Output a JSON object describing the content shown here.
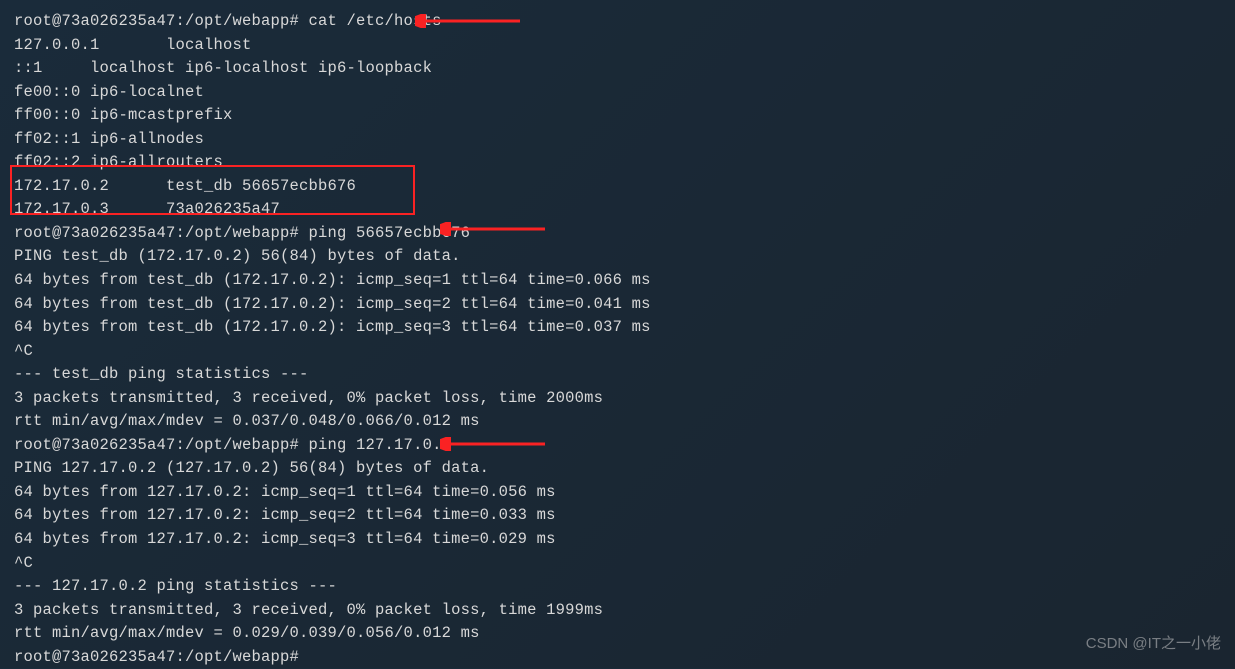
{
  "prompt1": "root@73a026235a47:/opt/webapp# cat /etc/hosts",
  "hosts": [
    "127.0.0.1       localhost",
    "::1     localhost ip6-localhost ip6-loopback",
    "fe00::0 ip6-localnet",
    "ff00::0 ip6-mcastprefix",
    "ff02::1 ip6-allnodes",
    "ff02::2 ip6-allrouters",
    "172.17.0.2      test_db 56657ecbb676",
    "172.17.0.3      73a026235a47"
  ],
  "prompt2": "root@73a026235a47:/opt/webapp# ping 56657ecbb676",
  "ping1": [
    "PING test_db (172.17.0.2) 56(84) bytes of data.",
    "64 bytes from test_db (172.17.0.2): icmp_seq=1 ttl=64 time=0.066 ms",
    "64 bytes from test_db (172.17.0.2): icmp_seq=2 ttl=64 time=0.041 ms",
    "64 bytes from test_db (172.17.0.2): icmp_seq=3 ttl=64 time=0.037 ms",
    "^C",
    "--- test_db ping statistics ---",
    "3 packets transmitted, 3 received, 0% packet loss, time 2000ms",
    "rtt min/avg/max/mdev = 0.037/0.048/0.066/0.012 ms"
  ],
  "prompt3": "root@73a026235a47:/opt/webapp# ping 127.17.0.2",
  "ping2": [
    "PING 127.17.0.2 (127.17.0.2) 56(84) bytes of data.",
    "64 bytes from 127.17.0.2: icmp_seq=1 ttl=64 time=0.056 ms",
    "64 bytes from 127.17.0.2: icmp_seq=2 ttl=64 time=0.033 ms",
    "64 bytes from 127.17.0.2: icmp_seq=3 ttl=64 time=0.029 ms",
    "^C",
    "--- 127.17.0.2 ping statistics ---",
    "3 packets transmitted, 3 received, 0% packet loss, time 1999ms",
    "rtt min/avg/max/mdev = 0.029/0.039/0.056/0.012 ms"
  ],
  "prompt4": "root@73a026235a47:/opt/webapp#",
  "watermark": "CSDN @IT之一小佬"
}
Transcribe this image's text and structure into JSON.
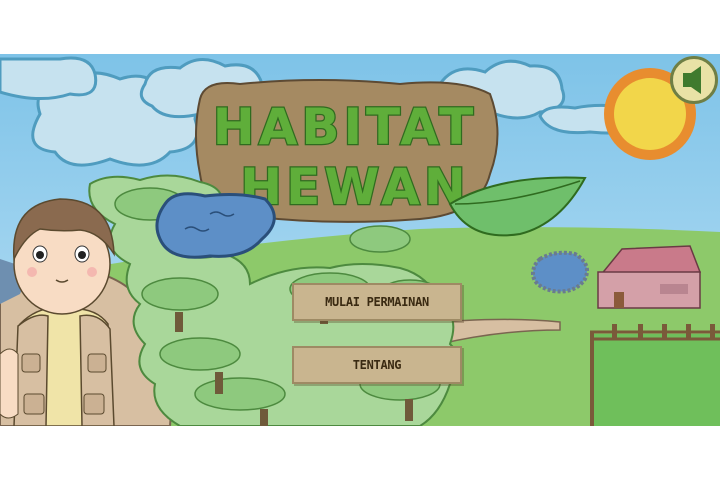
{
  "game": {
    "title_line1": "HABITAT",
    "title_line2": "HEWAN"
  },
  "menu": {
    "start_label": "MULAI PERMAINAN",
    "about_label": "TENTANG"
  },
  "controls": {
    "sound_icon": "speaker-icon"
  },
  "colors": {
    "sky": "#8fcbeb",
    "grass": "#8dc96a",
    "title_fill": "#5fae3a",
    "button": "#c9b58f",
    "sun": "#f2d64a"
  }
}
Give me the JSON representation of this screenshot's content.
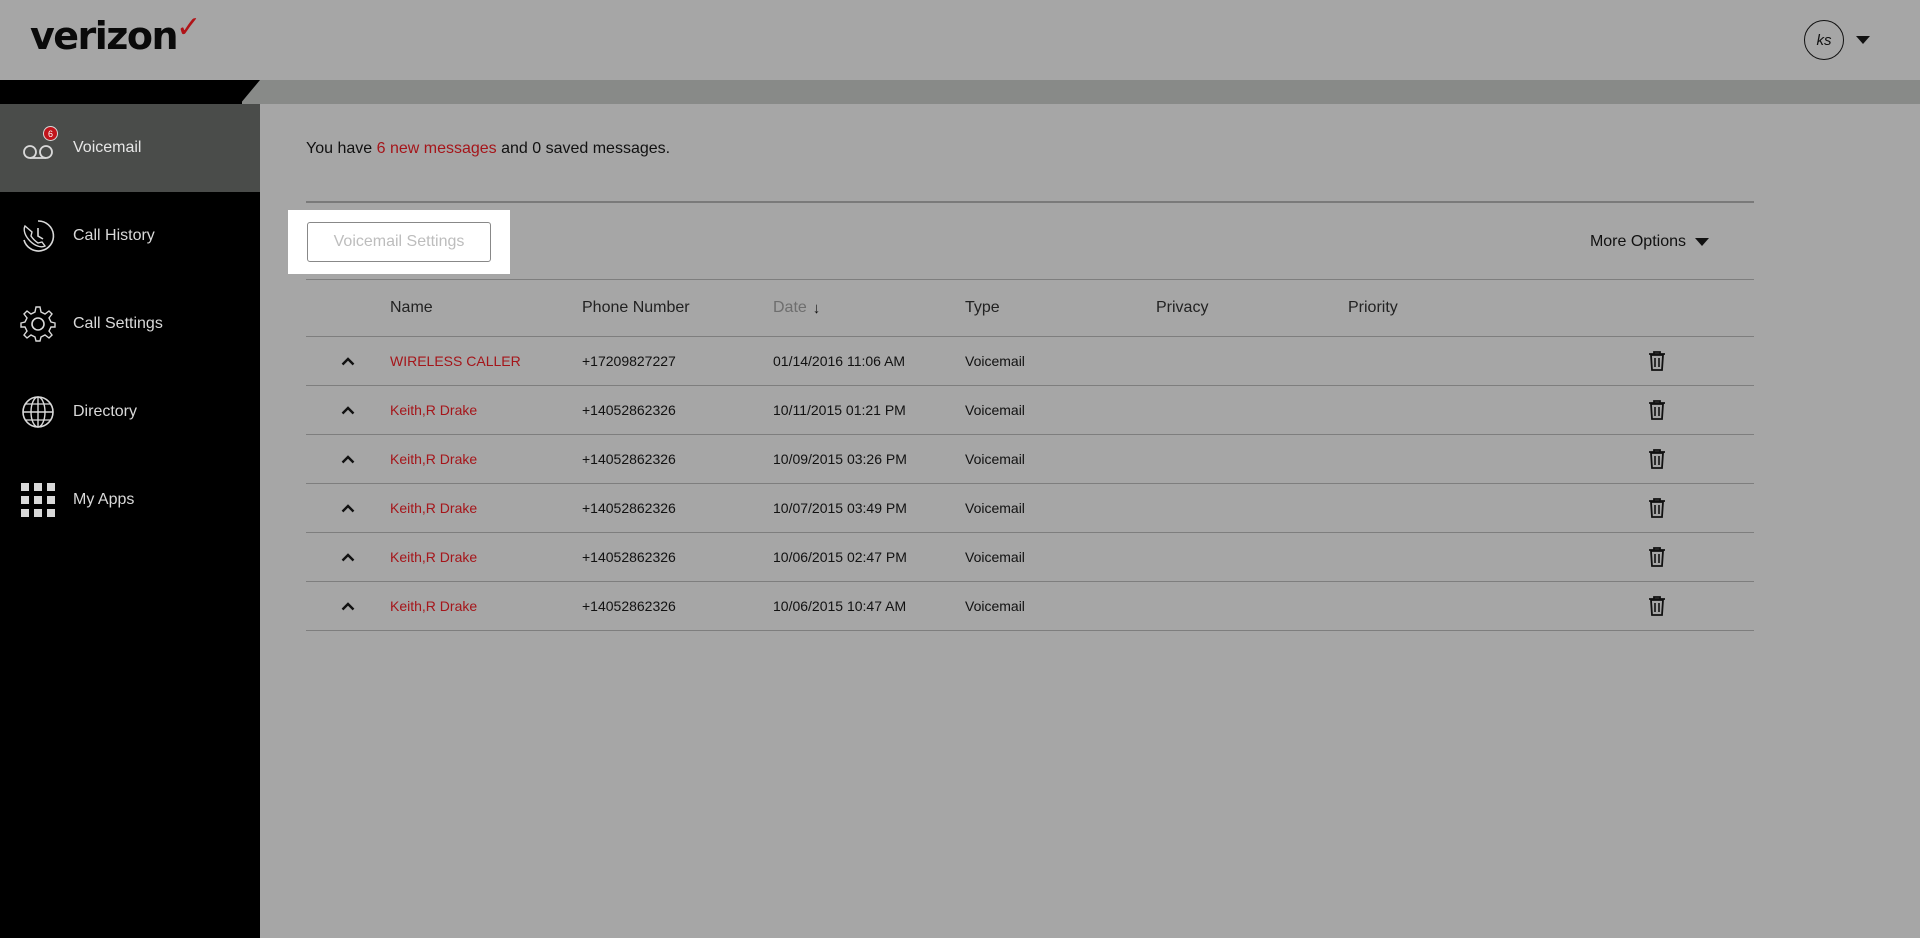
{
  "brand": {
    "name": "verizon",
    "check": "✓"
  },
  "user": {
    "initials": "ks"
  },
  "sidebar": {
    "items": [
      {
        "label": "Voicemail",
        "badge": "6"
      },
      {
        "label": "Call History"
      },
      {
        "label": "Call Settings"
      },
      {
        "label": "Directory"
      },
      {
        "label": "My Apps"
      }
    ]
  },
  "summary": {
    "prefix": "You have ",
    "new_link": "6 new messages",
    "suffix": " and 0 saved messages."
  },
  "toolbar": {
    "voicemail_settings": "Voicemail Settings",
    "more_options": "More Options"
  },
  "table": {
    "headers": {
      "name": "Name",
      "phone": "Phone Number",
      "date": "Date",
      "type": "Type",
      "privacy": "Privacy",
      "priority": "Priority"
    },
    "rows": [
      {
        "name": "WIRELESS CALLER",
        "phone": "+17209827227",
        "date": "01/14/2016 11:06 AM",
        "type": "Voicemail",
        "privacy": "",
        "priority": ""
      },
      {
        "name": "Keith,R Drake",
        "phone": "+14052862326",
        "date": "10/11/2015 01:21 PM",
        "type": "Voicemail",
        "privacy": "",
        "priority": ""
      },
      {
        "name": "Keith,R Drake",
        "phone": "+14052862326",
        "date": "10/09/2015 03:26 PM",
        "type": "Voicemail",
        "privacy": "",
        "priority": ""
      },
      {
        "name": "Keith,R Drake",
        "phone": "+14052862326",
        "date": "10/07/2015 03:49 PM",
        "type": "Voicemail",
        "privacy": "",
        "priority": ""
      },
      {
        "name": "Keith,R Drake",
        "phone": "+14052862326",
        "date": "10/06/2015 02:47 PM",
        "type": "Voicemail",
        "privacy": "",
        "priority": ""
      },
      {
        "name": "Keith,R Drake",
        "phone": "+14052862326",
        "date": "10/06/2015 10:47 AM",
        "type": "Voicemail",
        "privacy": "",
        "priority": ""
      }
    ]
  },
  "colors": {
    "accent_red": "#a5151a",
    "sidebar_bg": "#000000",
    "sidebar_active": "#4a4c4a",
    "page_bg": "#a6a6a6"
  }
}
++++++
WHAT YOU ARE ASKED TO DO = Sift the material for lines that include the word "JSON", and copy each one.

ANSWER SPACE =
Output a JSON object describing the content shown here.
Transcribe this image's text and structure into JSON.
Give me the JSON representation of this screenshot's content.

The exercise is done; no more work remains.